**WHAT YOU NEED TO DO**: Look for "reactions" in the records and copy every line that has it.

**DATA IN THIS EXERCISE**:
--

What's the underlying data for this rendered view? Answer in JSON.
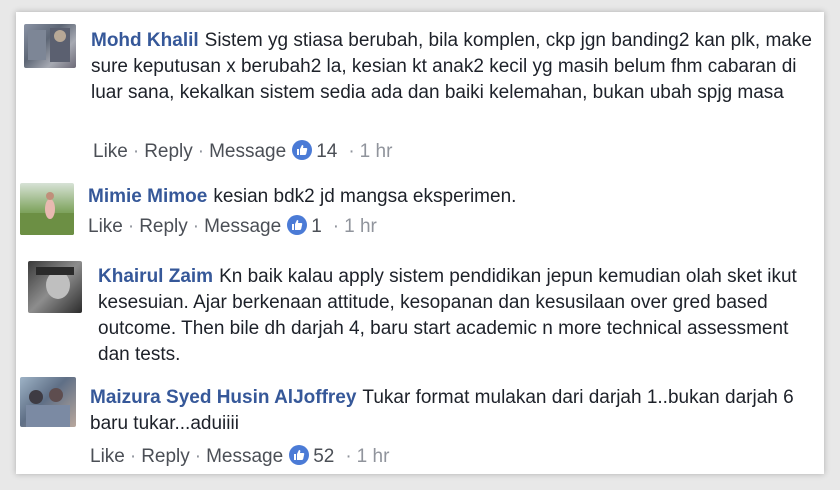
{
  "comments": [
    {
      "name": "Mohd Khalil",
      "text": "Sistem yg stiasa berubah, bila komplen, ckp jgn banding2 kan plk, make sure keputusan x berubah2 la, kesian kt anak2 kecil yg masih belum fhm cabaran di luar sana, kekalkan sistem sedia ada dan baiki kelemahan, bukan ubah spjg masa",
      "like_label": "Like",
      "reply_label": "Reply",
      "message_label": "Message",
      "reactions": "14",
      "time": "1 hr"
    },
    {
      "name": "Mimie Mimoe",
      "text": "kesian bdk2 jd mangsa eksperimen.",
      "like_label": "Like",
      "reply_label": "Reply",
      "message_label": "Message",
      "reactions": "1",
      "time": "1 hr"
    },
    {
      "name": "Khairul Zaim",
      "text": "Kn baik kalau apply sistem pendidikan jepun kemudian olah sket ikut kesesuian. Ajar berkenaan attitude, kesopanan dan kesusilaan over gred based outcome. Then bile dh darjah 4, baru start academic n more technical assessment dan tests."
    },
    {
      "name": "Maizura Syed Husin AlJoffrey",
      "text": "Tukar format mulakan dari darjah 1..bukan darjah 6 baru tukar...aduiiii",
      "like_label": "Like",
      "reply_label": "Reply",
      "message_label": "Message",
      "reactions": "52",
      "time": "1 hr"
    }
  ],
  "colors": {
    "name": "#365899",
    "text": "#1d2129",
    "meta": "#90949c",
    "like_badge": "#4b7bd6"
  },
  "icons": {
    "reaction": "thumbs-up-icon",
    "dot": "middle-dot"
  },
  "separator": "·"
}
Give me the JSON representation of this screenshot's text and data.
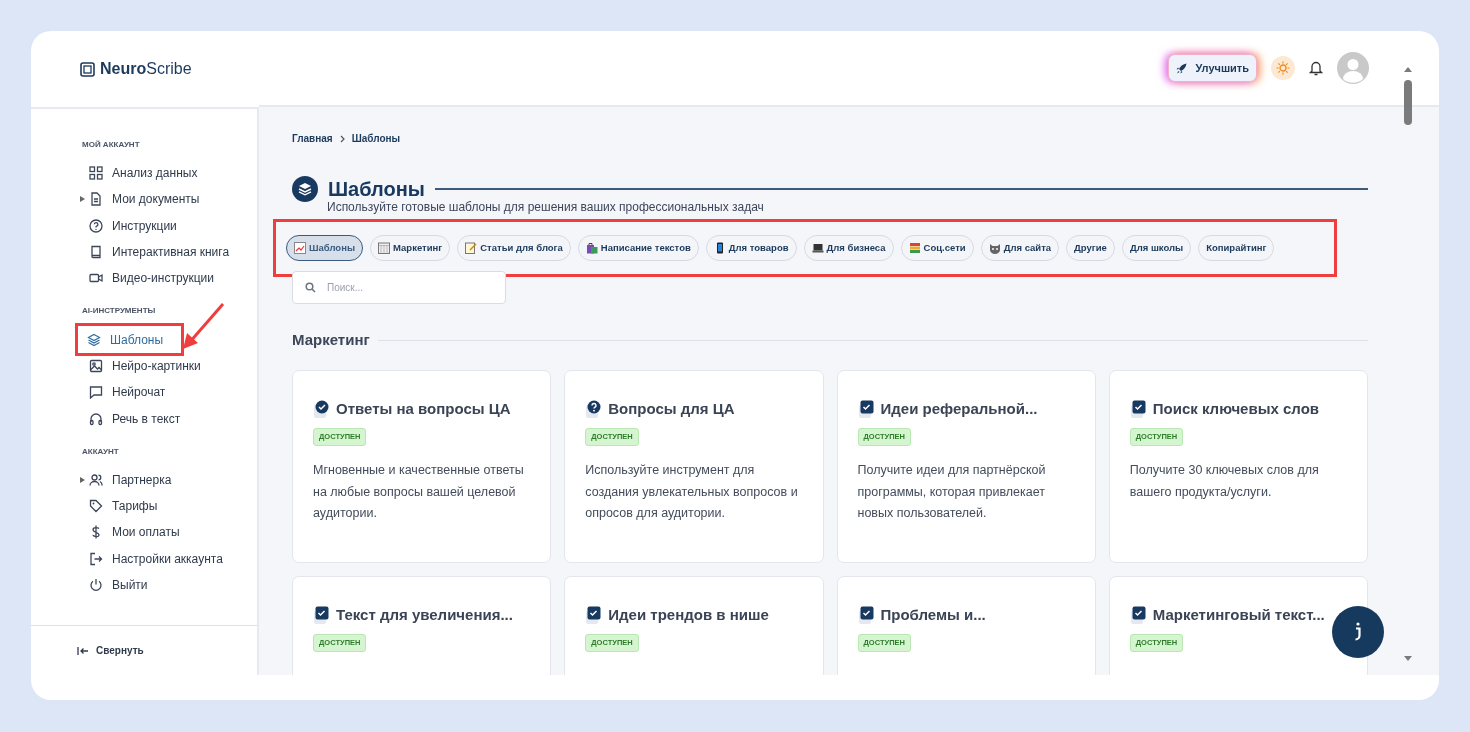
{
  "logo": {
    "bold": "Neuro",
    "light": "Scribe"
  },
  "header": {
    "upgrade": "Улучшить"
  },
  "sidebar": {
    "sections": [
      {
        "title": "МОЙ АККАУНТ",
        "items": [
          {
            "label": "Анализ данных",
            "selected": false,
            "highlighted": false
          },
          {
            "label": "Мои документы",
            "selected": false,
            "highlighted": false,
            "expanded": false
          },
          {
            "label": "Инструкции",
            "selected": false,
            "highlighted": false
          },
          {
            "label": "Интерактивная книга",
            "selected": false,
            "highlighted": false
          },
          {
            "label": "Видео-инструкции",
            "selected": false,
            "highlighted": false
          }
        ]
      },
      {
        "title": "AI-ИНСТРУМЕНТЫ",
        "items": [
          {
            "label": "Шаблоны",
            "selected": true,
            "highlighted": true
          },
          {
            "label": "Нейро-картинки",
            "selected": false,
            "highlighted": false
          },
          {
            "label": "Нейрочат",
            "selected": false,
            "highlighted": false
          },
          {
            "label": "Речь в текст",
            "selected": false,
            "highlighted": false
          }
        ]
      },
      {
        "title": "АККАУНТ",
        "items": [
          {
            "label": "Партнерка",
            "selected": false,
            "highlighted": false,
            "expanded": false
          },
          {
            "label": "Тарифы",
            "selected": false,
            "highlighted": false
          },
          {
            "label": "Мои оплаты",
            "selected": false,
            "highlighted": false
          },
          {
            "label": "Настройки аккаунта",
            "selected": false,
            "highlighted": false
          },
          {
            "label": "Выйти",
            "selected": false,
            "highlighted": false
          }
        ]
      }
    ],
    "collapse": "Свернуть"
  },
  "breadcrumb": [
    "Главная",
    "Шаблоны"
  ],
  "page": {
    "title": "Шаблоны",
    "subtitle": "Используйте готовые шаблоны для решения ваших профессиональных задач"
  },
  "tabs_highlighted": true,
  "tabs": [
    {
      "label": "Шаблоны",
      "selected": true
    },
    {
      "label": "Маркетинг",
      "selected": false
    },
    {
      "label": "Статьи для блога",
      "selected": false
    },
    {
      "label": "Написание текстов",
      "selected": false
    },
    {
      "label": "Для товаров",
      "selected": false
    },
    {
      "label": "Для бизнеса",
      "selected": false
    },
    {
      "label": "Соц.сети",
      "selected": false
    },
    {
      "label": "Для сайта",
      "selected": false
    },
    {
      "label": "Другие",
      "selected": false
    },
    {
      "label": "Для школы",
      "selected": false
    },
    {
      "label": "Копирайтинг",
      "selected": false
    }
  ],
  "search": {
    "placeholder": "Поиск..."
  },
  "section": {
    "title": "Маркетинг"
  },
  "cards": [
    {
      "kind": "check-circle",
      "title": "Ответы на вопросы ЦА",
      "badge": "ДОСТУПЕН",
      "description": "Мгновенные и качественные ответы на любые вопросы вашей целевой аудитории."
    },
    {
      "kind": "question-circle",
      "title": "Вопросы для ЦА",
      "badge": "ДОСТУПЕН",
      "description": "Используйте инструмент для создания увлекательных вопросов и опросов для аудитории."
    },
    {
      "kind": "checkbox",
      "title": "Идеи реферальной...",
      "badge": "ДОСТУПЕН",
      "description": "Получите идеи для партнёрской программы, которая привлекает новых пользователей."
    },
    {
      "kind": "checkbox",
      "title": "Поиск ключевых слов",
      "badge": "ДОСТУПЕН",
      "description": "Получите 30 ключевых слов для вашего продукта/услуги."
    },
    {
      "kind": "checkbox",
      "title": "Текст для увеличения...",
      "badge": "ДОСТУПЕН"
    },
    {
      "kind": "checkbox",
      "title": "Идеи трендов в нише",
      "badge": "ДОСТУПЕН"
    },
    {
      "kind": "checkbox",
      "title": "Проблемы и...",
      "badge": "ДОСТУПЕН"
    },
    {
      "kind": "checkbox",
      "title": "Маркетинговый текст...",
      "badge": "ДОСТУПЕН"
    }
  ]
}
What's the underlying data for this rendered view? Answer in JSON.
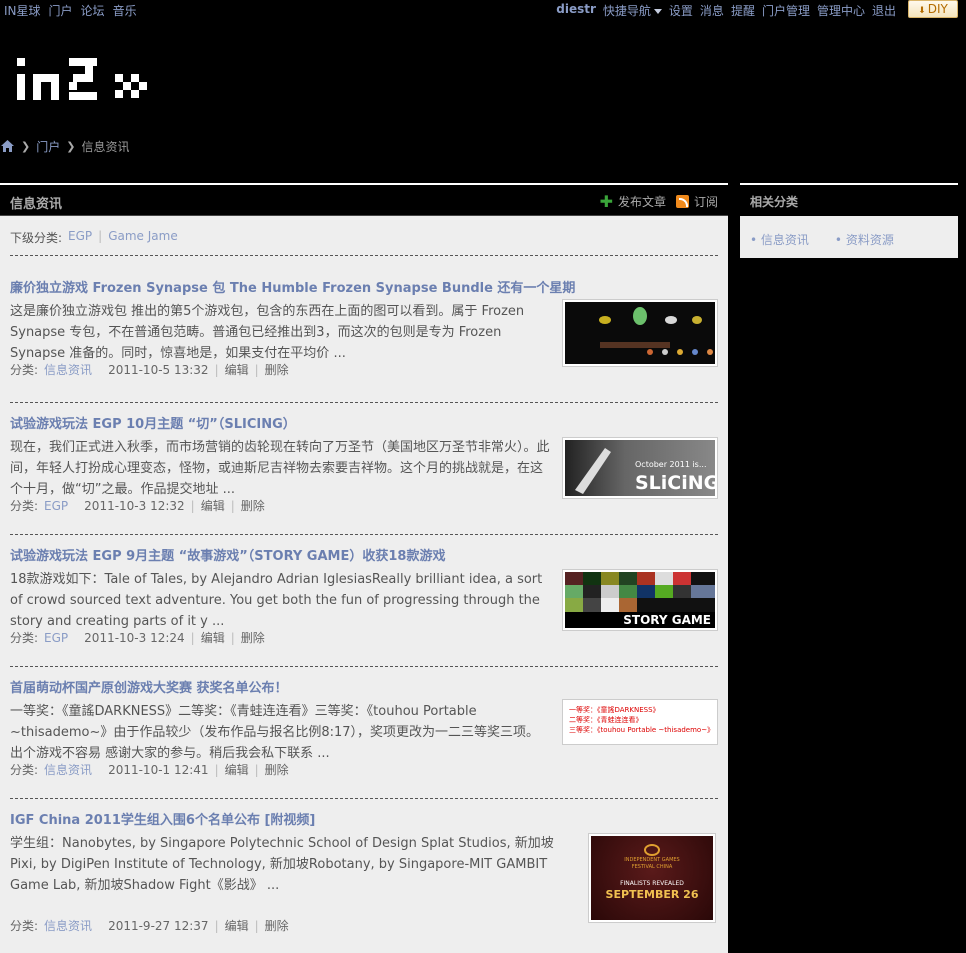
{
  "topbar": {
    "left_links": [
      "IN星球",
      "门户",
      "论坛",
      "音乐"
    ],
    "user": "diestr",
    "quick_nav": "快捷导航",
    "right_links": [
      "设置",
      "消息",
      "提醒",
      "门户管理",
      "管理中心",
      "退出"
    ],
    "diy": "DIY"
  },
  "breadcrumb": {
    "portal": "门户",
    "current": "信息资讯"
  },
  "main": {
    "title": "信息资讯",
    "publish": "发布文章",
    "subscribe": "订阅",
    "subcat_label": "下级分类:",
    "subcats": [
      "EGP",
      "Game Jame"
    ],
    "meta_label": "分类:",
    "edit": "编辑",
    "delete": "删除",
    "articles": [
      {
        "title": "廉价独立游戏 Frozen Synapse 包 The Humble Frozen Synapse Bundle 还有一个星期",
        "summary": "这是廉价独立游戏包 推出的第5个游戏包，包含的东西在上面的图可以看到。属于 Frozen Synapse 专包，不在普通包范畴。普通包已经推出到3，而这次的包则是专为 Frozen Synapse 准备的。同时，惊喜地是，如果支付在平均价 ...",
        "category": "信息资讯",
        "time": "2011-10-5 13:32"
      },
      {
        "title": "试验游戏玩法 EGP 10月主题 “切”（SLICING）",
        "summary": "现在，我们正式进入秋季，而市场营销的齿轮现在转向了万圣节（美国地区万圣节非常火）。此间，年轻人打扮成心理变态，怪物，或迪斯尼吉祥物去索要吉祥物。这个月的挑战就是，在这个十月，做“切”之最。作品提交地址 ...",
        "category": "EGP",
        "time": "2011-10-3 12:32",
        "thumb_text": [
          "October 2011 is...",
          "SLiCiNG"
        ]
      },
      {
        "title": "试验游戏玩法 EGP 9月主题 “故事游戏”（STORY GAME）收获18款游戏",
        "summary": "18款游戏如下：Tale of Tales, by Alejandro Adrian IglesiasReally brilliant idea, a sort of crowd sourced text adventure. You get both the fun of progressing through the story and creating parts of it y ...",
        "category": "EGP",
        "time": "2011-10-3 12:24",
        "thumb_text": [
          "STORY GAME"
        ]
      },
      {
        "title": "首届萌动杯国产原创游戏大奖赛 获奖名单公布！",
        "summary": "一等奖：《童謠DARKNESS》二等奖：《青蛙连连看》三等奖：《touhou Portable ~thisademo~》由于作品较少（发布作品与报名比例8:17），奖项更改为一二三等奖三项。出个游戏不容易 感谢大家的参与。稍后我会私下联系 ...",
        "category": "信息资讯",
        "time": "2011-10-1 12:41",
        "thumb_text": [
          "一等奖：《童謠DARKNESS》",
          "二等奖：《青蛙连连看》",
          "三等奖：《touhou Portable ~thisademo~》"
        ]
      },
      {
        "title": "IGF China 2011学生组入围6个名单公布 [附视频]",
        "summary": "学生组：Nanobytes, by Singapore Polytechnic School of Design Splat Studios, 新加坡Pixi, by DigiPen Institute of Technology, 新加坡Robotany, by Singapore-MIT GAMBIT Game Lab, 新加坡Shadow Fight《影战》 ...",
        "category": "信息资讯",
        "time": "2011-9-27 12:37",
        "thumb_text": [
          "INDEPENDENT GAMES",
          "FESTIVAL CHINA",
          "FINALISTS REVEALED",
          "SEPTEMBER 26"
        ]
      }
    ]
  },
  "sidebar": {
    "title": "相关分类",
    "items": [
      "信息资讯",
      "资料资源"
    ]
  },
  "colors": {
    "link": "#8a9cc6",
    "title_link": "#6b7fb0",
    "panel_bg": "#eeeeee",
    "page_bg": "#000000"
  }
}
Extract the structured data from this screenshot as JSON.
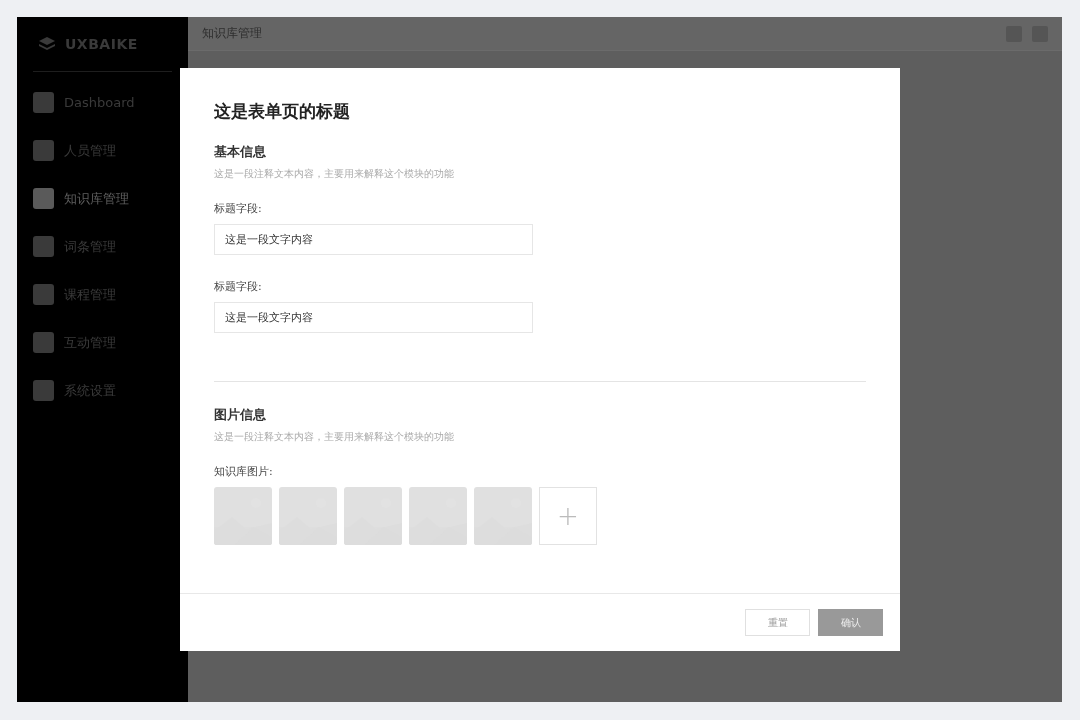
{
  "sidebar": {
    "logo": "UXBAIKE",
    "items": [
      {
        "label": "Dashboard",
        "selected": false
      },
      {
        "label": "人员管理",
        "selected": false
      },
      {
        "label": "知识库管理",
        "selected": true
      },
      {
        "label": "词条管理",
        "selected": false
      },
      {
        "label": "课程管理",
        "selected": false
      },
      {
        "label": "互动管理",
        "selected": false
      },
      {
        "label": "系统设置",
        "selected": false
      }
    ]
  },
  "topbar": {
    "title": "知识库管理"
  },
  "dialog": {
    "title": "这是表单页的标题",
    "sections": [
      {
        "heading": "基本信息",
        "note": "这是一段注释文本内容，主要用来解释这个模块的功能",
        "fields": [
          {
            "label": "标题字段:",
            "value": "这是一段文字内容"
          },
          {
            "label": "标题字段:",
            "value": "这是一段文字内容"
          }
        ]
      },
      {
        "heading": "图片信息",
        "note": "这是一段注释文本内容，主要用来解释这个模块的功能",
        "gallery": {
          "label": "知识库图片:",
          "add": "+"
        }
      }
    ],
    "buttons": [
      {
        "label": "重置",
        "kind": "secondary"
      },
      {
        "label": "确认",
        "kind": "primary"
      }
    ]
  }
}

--

**RESULT**:
      "reactions": "14",
      "reactions": "1",
      "reactions": "52",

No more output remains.